|International Classification||H02H3/16, H01H83/02, H01H3/50|
|Cooperative Classification||H01H3/50, H01H83/02|
|European Classification||H01H83/02, H01H3/50|
|Sep 27, 1985||AS||Assignment|
Owner name: LEVITON MANUFACTURING COMPANY, INC., 59-25 LITTLE
Free format text: ASSIGNMENT OF ASSIGNORS INTEREST.;ASSIGNORS:DOYLE, RICHARD C.;RIVERA, LESTER;REEL/FRAME:004459/0822
Effective date: 19850919
|Jul 12, 1988||CC||Certificate of correction|
|Feb 15, 1990||REMI||Maintenance fee reminder mailed|

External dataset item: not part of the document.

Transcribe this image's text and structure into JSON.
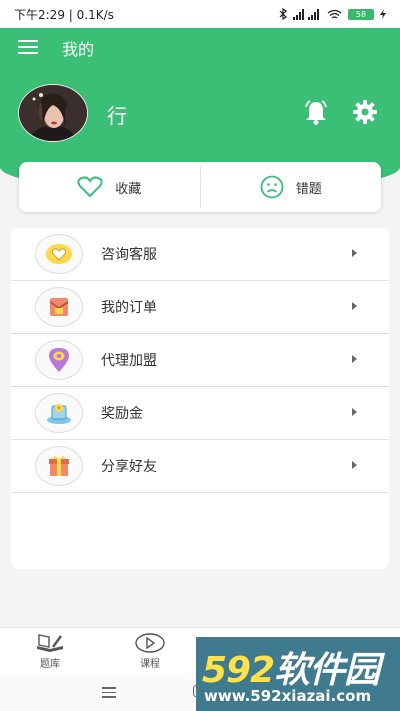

|Apr 11, 1990||FPAY||Fee payment|
Year of fee payment: 4
|Apr 11, 1990||SULP||Surcharge for late payment|
|Nov 22, 1993||FPAY||Fee payment|
Year of fee payment: 8
|Sep 29, 1997||FPAY||Fee payment|
Year of fee payment: 12
|Jan 1, 2002||CC||Certificate of correction|